-- Exercise prompt --
Report only the number of lines in the records that contain the word "duck".

[Web page and app entries]
————
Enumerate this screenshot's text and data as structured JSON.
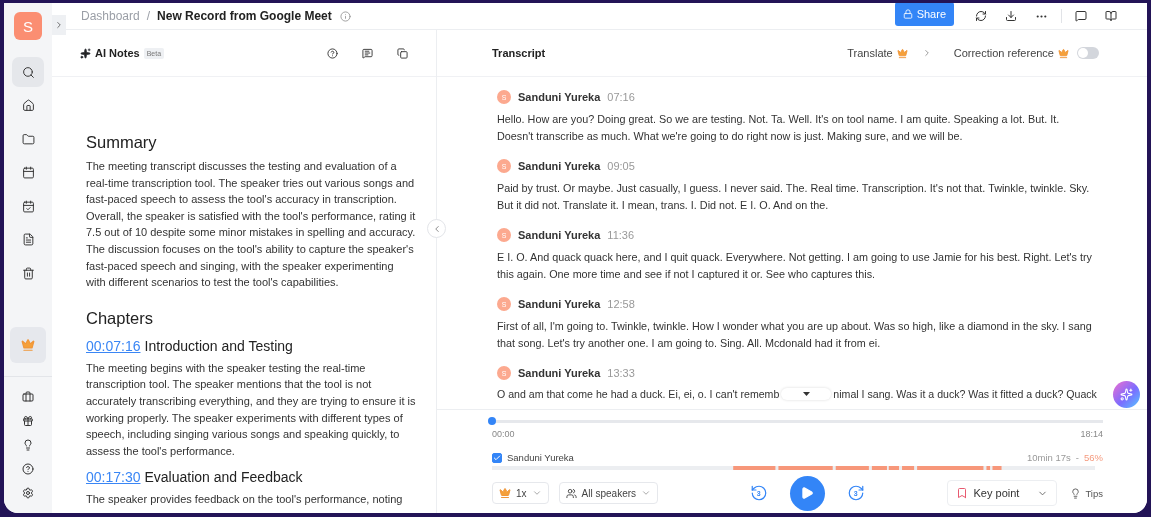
{
  "user": {
    "initial": "S"
  },
  "sidebar": {
    "items": [
      {
        "selected": true
      },
      {
        "selected": false
      },
      {
        "selected": false
      },
      {
        "selected": false
      },
      {
        "selected": false
      },
      {
        "selected": false
      },
      {
        "selected": false
      }
    ]
  },
  "breadcrumb": {
    "parent": "Dashboard",
    "separator": "/",
    "current": "New Record from Google Meet"
  },
  "toolbar": {
    "share": "Share"
  },
  "notes": {
    "title": "AI Notes",
    "badge": "Beta",
    "summary_heading": "Summary",
    "summary": "The meeting transcript discusses the testing and evaluation of a real-time transcription tool. The speaker tries out various songs and fast-paced speech to assess the tool's accuracy in transcription. Overall, the speaker is satisfied with the tool's performance, rating it 7.5 out of 10 despite some minor mistakes in spelling and accuracy. The discussion focuses on the tool's ability to capture the speaker's fast-paced speech and singing, with the speaker experimenting with different scenarios to test the tool's capabilities.",
    "chapters_heading": "Chapters",
    "chapters": [
      {
        "time": "00:07:16",
        "title": "Introduction and Testing",
        "text": "The meeting begins with the speaker testing the real-time transcription tool. The speaker mentions that the tool is not accurately transcribing everything, and they are trying to ensure it is working properly. The speaker experiments with different types of speech, including singing various songs and speaking quickly, to assess the tool's performance."
      },
      {
        "time": "00:17:30",
        "title": "Evaluation and Feedback",
        "text": "The speaker provides feedback on the tool's performance, noting"
      }
    ]
  },
  "transcript": {
    "title": "Transcript",
    "translate": "Translate",
    "correction": {
      "label": "Correction reference",
      "on": false
    },
    "segments": [
      {
        "initial": "S",
        "speaker": "Sanduni Yureka",
        "time": "07:16",
        "text": "Hello. How are you? Doing great. So we are testing. Not. Ta. Well. It's on tool name. I am quite. Speaking a lot. But. It. Doesn't transcribe as much. What we're going to do right now is just. Making sure, and we will be."
      },
      {
        "initial": "S",
        "speaker": "Sanduni Yureka",
        "time": "09:05",
        "text": "Paid by trust. Or maybe. Just casually, I guess. I never said. The. Real time. Transcription. It's not that. Twinkle, twinkle. Sky. But it did not. Translate it. I mean, trans. I. Did not. E I. O. And on the."
      },
      {
        "initial": "S",
        "speaker": "Sanduni Yureka",
        "time": "11:36",
        "text": "E I. O. And quack quack here, and I quit quack. Everywhere. Not getting. I am going to use Jamie for his best. Right. Let's try this again. One more time and see if not I captured it or. See who captures this."
      },
      {
        "initial": "S",
        "speaker": "Sanduni Yureka",
        "time": "12:58",
        "text": "First of all, I'm going to. Twinkle, twinkle. How I wonder what you are up about. Was so high, like a diamond in the sky. I sang that song. Let's try another one. I am going to. Sing. All. Mcdonald had it from ei."
      },
      {
        "initial": "S",
        "speaker": "Sanduni Yureka",
        "time": "13:33",
        "text_before": "O and am that come he had a duck. Ei, ei, o. I can't rememb",
        "text_after": "nimal I sang. Was it a duck? Was it fitted a duck? Quack"
      }
    ]
  },
  "player": {
    "level": 0,
    "start": "00:00",
    "end": "18:14",
    "speaker": {
      "name": "Sanduni Yureka",
      "checked": true,
      "duration": "10min 17s",
      "separator": "-",
      "share": "56%"
    },
    "speed": "1x",
    "speakers_filter": "All speakers",
    "skip_back": "3",
    "skip_forward": "3",
    "key_point": "Key point",
    "tips": "Tips"
  }
}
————
-- Answer for the task --
2